The looming threshold value is the point at which a driver can perceive that they are approaching a lead vehicle rapidly. The primary visual cue used to determine closing speed is the rate of change in image size of the lead vehicle on the retina. When drivers are far away from a lead vehicle, the image size grows very slowly and a driver is unable to perceive the rate of closure because the looming threshold has not yet been reached (Figure A). But as a driver gets closer to the lead vehicle, the image size starts to grow very rapidly and allows the driver to perceive the rapid rate of closure and the need to take evasive action to avoid a collision (i.e., the looming threshold is reached) (Figure B).

 For demonstration purposes only. Figure not drawn to scale.

Research on perception-reaction time (PRT) in response to looming indicates that most drivers who experience looming under real-world conditions are able to respond to looming by braking within 1 second or less. This PRT value assumes that drivers are looking at the slower-moving vehicle at the instant the threshold is reached. However, a reasonably attentive
driver who is scanning the roadway environment may not be looking at the slower-moving vehicle at the instant that looming becomes perceptible. Interestingly, drivers who look back at the lead vehicle after the looming threshold has been surpassed can respond in less than 0.5 seconds, on average[2].

In addition to looming, information available in the roadway environment can also affect a driver’s ability to perceive that a vehicle is stopped or moving slowly in the lane of travel.
There are situations when sufficient information is available in the roadway environment to inform a driver that a vehicle is stopped. For example, a vehicle stopped with cones or triangles behind it, a vehicle stopped at a red light with brake lights illuminated, or a vehicle stopped next to a prominent stationary object such as an overpass are all situations where a driver does not need to perceive looming to know that a vehicle is stopped or moving slowly in the lane of travel.
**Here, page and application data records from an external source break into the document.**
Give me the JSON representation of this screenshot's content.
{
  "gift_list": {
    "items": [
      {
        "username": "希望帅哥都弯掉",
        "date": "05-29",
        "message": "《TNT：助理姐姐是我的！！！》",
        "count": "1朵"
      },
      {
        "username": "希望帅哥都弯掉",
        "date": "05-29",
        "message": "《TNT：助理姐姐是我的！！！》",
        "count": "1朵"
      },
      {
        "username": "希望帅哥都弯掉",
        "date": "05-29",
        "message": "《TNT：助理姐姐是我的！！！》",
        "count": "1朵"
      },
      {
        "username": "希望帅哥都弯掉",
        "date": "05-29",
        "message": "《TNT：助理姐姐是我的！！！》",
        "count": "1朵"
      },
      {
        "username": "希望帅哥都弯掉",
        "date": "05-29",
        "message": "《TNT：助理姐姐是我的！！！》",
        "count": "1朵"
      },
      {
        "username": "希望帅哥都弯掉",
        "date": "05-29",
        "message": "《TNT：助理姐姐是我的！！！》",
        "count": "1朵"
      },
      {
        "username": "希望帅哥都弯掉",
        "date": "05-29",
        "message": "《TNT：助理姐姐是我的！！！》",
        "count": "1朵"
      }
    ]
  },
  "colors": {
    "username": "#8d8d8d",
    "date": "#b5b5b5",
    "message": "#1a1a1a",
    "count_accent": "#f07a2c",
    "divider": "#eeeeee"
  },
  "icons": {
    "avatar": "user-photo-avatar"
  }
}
A human factors investigation of a rear-end collision involving a slow-moving or stopped vehicle on a high- speed road includes:

  • Calculating the point of looming detection
  • Determining the appropriate perception-reaction time for the driver
  • Analyzing whether there was sufficient information available in the roadway environment for a driver to determine that the lead vehicle was either stopped or moving slowly
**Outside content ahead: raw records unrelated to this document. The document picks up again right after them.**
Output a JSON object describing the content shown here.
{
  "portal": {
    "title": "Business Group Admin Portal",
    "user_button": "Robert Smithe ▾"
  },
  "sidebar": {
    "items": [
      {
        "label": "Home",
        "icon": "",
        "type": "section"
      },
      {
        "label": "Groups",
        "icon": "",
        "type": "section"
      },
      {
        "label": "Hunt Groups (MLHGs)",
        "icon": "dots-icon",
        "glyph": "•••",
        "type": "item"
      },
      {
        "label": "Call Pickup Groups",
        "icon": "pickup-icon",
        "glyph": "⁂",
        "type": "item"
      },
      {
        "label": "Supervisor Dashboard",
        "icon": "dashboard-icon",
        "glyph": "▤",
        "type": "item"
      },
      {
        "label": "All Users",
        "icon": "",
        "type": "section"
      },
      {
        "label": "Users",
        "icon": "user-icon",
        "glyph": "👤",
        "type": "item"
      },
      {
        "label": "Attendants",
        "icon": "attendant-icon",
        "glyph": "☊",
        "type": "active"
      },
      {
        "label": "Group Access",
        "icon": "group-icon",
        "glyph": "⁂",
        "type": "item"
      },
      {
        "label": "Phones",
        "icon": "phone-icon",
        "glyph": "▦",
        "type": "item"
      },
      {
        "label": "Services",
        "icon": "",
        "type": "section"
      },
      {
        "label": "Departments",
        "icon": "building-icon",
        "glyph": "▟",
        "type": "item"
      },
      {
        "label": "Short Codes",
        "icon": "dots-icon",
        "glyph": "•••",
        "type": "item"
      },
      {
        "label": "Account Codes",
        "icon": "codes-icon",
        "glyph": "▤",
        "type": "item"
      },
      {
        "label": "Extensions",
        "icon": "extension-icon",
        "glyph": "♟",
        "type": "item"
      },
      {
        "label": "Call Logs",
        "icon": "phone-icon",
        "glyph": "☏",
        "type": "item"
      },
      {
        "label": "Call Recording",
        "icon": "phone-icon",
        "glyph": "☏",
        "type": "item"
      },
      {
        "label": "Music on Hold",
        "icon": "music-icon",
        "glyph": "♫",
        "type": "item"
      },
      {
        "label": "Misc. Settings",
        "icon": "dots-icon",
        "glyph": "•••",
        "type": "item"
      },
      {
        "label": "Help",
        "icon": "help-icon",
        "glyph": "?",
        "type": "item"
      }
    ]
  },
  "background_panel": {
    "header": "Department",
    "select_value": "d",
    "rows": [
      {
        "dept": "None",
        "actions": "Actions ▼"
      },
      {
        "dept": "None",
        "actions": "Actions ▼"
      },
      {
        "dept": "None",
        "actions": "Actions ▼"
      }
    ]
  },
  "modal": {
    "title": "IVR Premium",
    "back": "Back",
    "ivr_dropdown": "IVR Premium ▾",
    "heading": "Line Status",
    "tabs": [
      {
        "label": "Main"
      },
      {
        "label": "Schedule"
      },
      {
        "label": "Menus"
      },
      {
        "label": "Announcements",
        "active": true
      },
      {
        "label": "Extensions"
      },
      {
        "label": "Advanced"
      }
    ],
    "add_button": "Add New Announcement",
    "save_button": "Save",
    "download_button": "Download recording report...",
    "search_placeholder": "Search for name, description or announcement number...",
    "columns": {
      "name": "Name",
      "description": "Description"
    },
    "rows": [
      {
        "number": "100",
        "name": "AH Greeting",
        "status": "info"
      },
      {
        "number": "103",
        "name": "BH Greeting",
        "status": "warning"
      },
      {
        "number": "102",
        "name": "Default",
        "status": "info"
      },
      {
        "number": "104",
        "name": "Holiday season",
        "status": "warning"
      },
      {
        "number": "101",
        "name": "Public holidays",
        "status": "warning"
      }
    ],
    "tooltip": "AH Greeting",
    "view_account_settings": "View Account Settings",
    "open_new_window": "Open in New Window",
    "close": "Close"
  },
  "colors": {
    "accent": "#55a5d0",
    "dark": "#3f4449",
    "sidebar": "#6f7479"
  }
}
About Exigent

Exigent is a legal technology provider and consulting organization that is breaking industry boundaries and raising the bar for data-driven decision-making. Through a powerful combination of technology, analytical thinking, and financial acumen, Exigent’s multidisciplinary team develops solutions to drive change in business, in the legal department and beyond. Whether it is AI for contract management or supplying expert witnesses through its Forensic Consulting and Medical Legal Services divisions, Exigent provides businesses with the questions and answers they need to make the most of the digital disruption. For information about Exigent, visit exigent-group.com.

If your case involves a rear-end collision with a slow-moving or stopped vehicle, contact Dr. Nancy Grugle to discuss how looming may have played a role in the collision.

Nancy L. Grugle, Ph.D., CHFP

Human Factors Expert | Forensic Consulting Telephone. 610.255.2171 | Mobile. 720.879.1162

[1] Krauss, D., Todd, J., and Heckman, G. (2012). The “critical window,” looming and implications for accident avoidance. ITE Journal, pp. 36-41.

[2] Markkula, G., Engstrom, J., Lodin, J., Bargman, J., and Victor, T. (2016). A farewell to brake reaction times? Kinematics-dependent brake response in naturalistic rear-end emergencies. Accident Analysis and Prevention, 95, pp. 209-226.